Open your eyes and see.
With outstretched hands reach and
proclaim to the world of endless strife
the Word of peace,
ref: 1 John 1:1-4
(22 December 2011)
Photo Steven Federle: Conflagration at Clear Lake, 2018
A voice said, “Cry aloud!”
and I said, “But what shall I cry?”
Shall I sing to the people
a song of spring,
hills aflame with green,
dry grass igniting
In darker days,
when the high meadow fell fallow
and flowers of the valley
dried to dust,
I thought you’d turned
away, took your giving hands
to other lands.
Despairing, I wept,
stung by tears
from angry Hell,
Oh, forgive me, pity your child
and make your enduring rain fall

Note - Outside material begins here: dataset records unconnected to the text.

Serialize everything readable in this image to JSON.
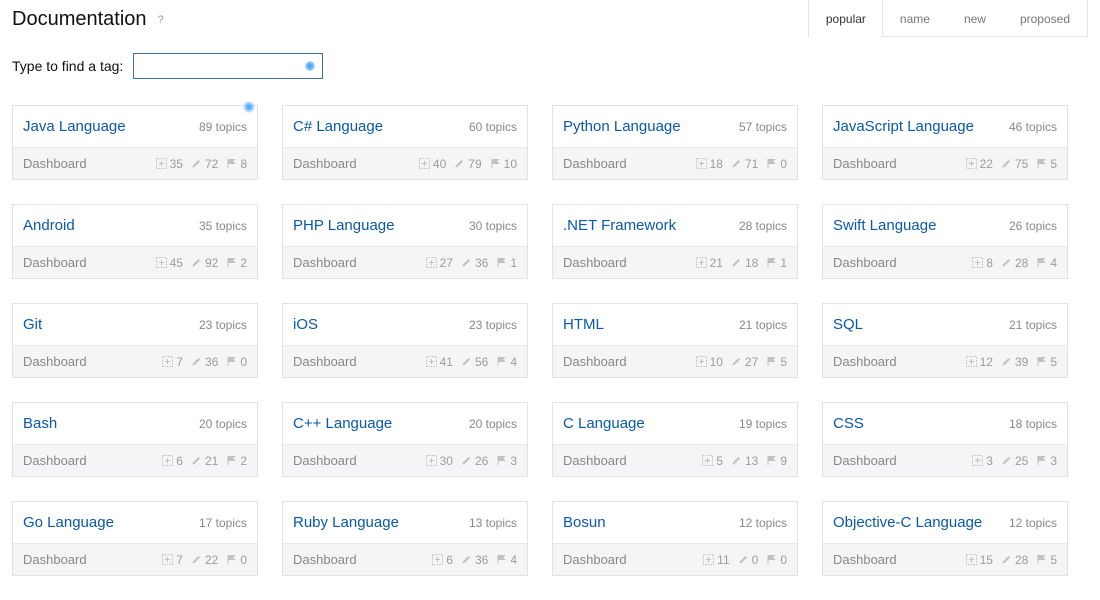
{
  "header": {
    "title": "Documentation",
    "help": "?"
  },
  "sortTabs": [
    {
      "label": "popular",
      "active": true
    },
    {
      "label": "name"
    },
    {
      "label": "new"
    },
    {
      "label": "proposed"
    }
  ],
  "search": {
    "label": "Type to find a tag:",
    "value": ""
  },
  "topicsWord": "topics",
  "dashboardLabel": "Dashboard",
  "cards": [
    {
      "name": "Java Language",
      "topics": 89,
      "new": 35,
      "edit": 72,
      "flag": 8,
      "dot": true
    },
    {
      "name": "C# Language",
      "topics": 60,
      "new": 40,
      "edit": 79,
      "flag": 10
    },
    {
      "name": "Python Language",
      "topics": 57,
      "new": 18,
      "edit": 71,
      "flag": 0
    },
    {
      "name": "JavaScript Language",
      "topics": 46,
      "new": 22,
      "edit": 75,
      "flag": 5
    },
    {
      "name": "Android",
      "topics": 35,
      "new": 45,
      "edit": 92,
      "flag": 2
    },
    {
      "name": "PHP Language",
      "topics": 30,
      "new": 27,
      "edit": 36,
      "flag": 1
    },
    {
      "name": ".NET Framework",
      "topics": 28,
      "new": 21,
      "edit": 18,
      "flag": 1
    },
    {
      "name": "Swift Language",
      "topics": 26,
      "new": 8,
      "edit": 28,
      "flag": 4
    },
    {
      "name": "Git",
      "topics": 23,
      "new": 7,
      "edit": 36,
      "flag": 0
    },
    {
      "name": "iOS",
      "topics": 23,
      "new": 41,
      "edit": 56,
      "flag": 4
    },
    {
      "name": "HTML",
      "topics": 21,
      "new": 10,
      "edit": 27,
      "flag": 5
    },
    {
      "name": "SQL",
      "topics": 21,
      "new": 12,
      "edit": 39,
      "flag": 5
    },
    {
      "name": "Bash",
      "topics": 20,
      "new": 6,
      "edit": 21,
      "flag": 2
    },
    {
      "name": "C++ Language",
      "topics": 20,
      "new": 30,
      "edit": 26,
      "flag": 3
    },
    {
      "name": "C Language",
      "topics": 19,
      "new": 5,
      "edit": 13,
      "flag": 9
    },
    {
      "name": "CSS",
      "topics": 18,
      "new": 3,
      "edit": 25,
      "flag": 3
    },
    {
      "name": "Go Language",
      "topics": 17,
      "new": 7,
      "edit": 22,
      "flag": 0
    },
    {
      "name": "Ruby Language",
      "topics": 13,
      "new": 6,
      "edit": 36,
      "flag": 4
    },
    {
      "name": "Bosun",
      "topics": 12,
      "new": 11,
      "edit": 0,
      "flag": 0
    },
    {
      "name": "Objective-C Language",
      "topics": 12,
      "new": 15,
      "edit": 28,
      "flag": 5
    }
  ]
}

on the riotous grass,
on the bold crocus
Photo Brian Federle: On the Pacifica Path, 2014
Photo Brian Federle: Mendocino Sundial 2016
falling sun, life swarming
in the liquid light
as I gaze west, through trees,
over houses, over slatted-fence,
towards the waiting, unseen sea.
a foraging bird drops to my mown lawn
(taking note of my still form)
and pecks out her meal…and flies away.
My apple-tree bends towards heaven
new leaves unfolding;
surely it will be leaf-full by Easter!
so I’ll wait for the world to turn
yet another slight degree, for the lines
of golden light to lengthen towards me
and then end in gentle night.
Photo: Tree in Desert by Brian Federle
“What is my new desert? The name of it is compassion. There is not wilderness so terrible, so beautiful, so arid, and so fruitful as the wilderness of compassion.” Thomas Merton
I’ll wander with you
in our pain.
Though dry days
and star-drenchd nights
we’ll search the sharp rocks
for pools of cool tears.
Forty days and
forty nights shall we journey
through the wilderness,
to the green oasis
where we’ll flourish — audacious
lilies in hidden springs —
every good thing.
(13 Oct 2012/ revised 7/31/2018)
Caravaggio,Supper at Emmaus
National Gallery, London
Walking through the dusty grove
we talked of death and empty graves
when a stranger suddenly appeared.
He walked with us and asked why we trembled so.
Amazed that he seemed not to know
of the blood and pain in Jerusalem,
we told him
how dark the day became, how the sun slid down
to shivering night
when, broken, our friend was placed in the cave.
Rebuking us for our lack of faith,
he explained how it was all foretold in the ancient books;
from Adam to David, the inevitable grave
We heard, eyes cast down,
when at Emmaus he broke
our common bread
and looking up, we saw Him.
His face was blazing like the sun!
We blinked, and then he was gone,
but the bread remained.